= Beginning of Section =
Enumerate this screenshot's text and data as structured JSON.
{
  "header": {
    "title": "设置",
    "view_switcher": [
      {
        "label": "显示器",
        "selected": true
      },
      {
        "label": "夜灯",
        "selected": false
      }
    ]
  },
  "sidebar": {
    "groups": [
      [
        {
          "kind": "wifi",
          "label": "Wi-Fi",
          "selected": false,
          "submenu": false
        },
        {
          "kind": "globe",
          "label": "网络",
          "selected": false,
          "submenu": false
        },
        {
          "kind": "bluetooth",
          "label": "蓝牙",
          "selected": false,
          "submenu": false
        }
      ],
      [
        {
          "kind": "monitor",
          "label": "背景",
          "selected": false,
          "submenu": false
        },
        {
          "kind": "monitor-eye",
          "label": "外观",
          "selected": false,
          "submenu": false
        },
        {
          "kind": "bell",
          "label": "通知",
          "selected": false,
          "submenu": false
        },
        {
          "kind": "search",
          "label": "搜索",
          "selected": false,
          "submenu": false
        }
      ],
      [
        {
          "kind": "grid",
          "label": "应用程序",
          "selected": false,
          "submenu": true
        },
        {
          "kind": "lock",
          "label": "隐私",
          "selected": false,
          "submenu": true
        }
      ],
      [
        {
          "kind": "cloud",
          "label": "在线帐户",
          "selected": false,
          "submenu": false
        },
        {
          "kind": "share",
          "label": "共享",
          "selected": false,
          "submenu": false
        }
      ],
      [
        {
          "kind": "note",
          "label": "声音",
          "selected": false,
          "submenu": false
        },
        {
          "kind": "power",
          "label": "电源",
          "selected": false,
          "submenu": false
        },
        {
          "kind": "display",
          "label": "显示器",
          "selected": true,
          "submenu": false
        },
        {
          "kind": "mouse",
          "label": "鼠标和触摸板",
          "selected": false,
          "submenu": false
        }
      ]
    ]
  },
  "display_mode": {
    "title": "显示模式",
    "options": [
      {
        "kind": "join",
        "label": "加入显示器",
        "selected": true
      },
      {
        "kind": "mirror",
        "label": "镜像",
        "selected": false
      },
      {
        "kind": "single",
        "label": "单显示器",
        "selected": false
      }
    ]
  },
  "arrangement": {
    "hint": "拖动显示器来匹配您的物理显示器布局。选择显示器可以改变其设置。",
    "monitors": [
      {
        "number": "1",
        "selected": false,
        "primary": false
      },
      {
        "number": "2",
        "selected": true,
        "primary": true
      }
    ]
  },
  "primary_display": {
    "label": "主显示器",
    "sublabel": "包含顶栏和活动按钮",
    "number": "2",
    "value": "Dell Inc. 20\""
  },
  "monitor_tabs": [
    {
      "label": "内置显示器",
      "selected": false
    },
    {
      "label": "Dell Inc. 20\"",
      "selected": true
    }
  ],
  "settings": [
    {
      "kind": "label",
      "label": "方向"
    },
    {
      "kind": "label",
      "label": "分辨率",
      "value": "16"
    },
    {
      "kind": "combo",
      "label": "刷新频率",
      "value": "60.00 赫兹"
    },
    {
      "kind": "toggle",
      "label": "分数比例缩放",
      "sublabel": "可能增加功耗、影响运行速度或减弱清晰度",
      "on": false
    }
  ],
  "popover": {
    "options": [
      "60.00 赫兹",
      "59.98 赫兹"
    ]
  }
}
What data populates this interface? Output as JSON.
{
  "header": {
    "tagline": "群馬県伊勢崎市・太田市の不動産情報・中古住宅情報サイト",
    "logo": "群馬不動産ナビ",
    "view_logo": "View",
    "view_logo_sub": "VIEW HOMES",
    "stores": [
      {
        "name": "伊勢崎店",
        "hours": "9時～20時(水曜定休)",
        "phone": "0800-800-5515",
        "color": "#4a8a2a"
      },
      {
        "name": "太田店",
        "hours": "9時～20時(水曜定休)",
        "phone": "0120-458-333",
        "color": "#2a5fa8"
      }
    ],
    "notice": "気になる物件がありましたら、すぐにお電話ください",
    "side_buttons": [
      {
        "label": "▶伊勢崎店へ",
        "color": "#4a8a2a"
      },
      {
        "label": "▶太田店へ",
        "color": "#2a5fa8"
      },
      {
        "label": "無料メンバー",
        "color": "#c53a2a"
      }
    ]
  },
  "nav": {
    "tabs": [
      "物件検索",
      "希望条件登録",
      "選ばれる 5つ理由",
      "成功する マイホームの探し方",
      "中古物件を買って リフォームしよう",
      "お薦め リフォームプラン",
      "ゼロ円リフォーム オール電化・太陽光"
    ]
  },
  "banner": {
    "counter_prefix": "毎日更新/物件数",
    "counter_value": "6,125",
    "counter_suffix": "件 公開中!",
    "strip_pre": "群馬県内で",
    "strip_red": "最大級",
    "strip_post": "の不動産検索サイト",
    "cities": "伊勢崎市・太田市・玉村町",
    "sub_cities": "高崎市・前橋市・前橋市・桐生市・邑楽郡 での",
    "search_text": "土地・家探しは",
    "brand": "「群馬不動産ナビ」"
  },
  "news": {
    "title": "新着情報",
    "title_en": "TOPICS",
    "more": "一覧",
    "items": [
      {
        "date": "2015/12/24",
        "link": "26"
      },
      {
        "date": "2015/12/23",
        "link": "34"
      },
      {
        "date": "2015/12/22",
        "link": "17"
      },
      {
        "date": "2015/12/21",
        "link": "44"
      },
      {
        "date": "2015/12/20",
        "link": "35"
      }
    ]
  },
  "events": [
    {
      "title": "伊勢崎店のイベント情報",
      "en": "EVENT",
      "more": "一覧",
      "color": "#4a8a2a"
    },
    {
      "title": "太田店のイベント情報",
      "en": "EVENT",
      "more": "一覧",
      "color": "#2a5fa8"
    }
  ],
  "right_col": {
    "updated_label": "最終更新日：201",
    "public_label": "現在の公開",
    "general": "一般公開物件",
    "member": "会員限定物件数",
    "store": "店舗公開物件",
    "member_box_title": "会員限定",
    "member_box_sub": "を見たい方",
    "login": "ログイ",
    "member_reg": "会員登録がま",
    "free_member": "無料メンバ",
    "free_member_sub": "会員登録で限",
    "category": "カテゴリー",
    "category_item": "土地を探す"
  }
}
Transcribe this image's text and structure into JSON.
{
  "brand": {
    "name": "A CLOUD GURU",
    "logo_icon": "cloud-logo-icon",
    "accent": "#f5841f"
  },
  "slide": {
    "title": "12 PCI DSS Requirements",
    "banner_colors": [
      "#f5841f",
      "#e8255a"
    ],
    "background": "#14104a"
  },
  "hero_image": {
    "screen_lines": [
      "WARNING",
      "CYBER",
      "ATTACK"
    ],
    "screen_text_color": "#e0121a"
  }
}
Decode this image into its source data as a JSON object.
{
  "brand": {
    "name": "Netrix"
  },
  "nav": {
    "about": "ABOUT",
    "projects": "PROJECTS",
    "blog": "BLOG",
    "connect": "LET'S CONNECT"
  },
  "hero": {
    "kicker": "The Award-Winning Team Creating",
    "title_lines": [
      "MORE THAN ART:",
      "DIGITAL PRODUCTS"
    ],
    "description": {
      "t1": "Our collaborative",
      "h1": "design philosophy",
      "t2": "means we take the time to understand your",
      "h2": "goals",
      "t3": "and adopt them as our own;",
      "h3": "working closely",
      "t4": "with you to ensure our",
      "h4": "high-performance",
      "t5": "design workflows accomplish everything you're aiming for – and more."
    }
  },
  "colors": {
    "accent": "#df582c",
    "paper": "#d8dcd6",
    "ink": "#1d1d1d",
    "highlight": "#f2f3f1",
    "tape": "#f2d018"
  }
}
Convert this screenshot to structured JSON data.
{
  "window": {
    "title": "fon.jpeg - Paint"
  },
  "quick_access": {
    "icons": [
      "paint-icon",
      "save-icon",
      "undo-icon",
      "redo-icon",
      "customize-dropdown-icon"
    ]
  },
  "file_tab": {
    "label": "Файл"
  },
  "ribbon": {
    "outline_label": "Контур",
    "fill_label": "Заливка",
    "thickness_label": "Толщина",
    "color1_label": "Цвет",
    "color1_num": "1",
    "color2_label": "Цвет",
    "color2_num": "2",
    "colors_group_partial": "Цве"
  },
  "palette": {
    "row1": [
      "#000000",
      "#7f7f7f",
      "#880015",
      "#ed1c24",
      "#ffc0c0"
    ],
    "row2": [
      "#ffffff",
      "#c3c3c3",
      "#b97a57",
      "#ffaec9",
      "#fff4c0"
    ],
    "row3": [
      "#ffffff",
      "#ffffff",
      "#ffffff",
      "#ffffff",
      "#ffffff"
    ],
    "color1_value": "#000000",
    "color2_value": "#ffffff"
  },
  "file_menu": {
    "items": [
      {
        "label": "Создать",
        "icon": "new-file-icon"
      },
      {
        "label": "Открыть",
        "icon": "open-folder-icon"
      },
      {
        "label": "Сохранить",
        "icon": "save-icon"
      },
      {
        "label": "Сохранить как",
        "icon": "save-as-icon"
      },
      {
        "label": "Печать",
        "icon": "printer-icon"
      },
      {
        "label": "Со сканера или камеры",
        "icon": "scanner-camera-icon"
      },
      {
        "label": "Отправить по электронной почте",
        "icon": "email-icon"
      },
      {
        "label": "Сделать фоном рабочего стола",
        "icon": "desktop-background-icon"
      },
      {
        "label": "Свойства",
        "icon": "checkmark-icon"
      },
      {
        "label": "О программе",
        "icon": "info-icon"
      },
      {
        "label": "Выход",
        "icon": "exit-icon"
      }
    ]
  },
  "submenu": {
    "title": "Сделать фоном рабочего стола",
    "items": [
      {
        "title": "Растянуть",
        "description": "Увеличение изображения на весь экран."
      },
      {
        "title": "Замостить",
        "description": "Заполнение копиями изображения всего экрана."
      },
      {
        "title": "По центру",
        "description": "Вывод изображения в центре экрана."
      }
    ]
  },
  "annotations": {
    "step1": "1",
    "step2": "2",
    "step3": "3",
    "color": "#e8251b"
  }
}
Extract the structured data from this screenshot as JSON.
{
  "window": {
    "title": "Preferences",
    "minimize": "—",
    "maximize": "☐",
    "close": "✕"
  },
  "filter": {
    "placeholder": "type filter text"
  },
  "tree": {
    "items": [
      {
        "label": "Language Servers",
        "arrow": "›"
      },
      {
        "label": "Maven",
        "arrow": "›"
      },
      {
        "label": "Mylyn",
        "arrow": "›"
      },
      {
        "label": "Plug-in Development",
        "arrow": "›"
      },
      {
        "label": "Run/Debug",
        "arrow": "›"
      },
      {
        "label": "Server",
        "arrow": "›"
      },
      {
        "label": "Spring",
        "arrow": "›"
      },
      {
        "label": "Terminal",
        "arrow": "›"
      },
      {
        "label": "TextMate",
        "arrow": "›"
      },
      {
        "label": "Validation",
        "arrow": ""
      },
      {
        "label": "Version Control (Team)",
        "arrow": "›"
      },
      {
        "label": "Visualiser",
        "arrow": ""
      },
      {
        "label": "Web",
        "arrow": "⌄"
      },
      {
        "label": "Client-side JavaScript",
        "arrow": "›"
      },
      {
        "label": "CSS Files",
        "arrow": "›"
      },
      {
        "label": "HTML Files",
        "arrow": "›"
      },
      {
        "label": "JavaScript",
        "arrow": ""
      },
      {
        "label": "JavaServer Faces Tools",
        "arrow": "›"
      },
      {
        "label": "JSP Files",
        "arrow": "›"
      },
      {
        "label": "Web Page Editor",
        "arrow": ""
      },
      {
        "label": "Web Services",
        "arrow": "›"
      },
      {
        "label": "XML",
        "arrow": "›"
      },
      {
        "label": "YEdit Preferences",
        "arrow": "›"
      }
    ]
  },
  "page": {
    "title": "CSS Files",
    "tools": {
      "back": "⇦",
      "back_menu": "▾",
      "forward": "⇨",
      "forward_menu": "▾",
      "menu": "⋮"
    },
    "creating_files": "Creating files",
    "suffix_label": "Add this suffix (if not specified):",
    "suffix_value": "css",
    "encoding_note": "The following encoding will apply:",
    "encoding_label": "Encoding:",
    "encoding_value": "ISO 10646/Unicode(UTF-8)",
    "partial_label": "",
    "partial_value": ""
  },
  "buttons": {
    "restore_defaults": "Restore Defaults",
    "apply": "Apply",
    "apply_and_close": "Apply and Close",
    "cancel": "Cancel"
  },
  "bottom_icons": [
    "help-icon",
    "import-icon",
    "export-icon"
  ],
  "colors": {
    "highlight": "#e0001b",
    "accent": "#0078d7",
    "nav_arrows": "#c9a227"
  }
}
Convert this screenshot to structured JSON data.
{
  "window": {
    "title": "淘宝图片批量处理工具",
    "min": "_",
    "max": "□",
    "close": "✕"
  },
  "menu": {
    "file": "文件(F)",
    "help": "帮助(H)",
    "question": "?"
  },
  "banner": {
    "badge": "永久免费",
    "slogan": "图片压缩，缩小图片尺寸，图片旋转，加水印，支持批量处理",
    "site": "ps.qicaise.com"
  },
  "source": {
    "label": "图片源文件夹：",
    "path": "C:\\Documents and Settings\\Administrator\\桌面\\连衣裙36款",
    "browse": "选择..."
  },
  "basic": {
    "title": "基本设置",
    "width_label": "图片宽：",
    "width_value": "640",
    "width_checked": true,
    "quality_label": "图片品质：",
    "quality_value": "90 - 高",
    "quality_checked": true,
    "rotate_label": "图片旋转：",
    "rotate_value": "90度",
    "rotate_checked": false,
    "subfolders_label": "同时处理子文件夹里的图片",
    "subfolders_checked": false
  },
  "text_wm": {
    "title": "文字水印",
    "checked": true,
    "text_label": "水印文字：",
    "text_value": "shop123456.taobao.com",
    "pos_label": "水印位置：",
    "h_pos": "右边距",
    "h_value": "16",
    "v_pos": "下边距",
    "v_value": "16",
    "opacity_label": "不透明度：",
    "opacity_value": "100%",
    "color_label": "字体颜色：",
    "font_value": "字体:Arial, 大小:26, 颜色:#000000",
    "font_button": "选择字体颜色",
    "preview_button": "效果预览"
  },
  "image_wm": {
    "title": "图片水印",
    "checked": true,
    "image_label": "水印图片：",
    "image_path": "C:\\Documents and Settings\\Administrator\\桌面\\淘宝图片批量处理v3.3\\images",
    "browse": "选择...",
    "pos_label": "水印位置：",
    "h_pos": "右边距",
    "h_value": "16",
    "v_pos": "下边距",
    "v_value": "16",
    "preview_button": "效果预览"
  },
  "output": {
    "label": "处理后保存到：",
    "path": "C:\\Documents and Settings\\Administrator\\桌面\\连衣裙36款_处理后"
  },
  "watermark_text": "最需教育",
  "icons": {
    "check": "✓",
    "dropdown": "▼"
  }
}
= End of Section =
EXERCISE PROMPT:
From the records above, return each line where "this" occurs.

ANSWER FOR THE TASK:
Enumerate this screenshot's text and data as structured JSON.
What data populates this interface? Output as JSON.
Transcribe this image's text and structure into JSON.
Decode this image into its source data as a JSON object.
Convert this screenshot to structured JSON data.
Extract the structured data from this screenshot as JSON.
    "suffix_label": "Add this suffix (if not specified):",
Convert this screenshot to structured JSON data.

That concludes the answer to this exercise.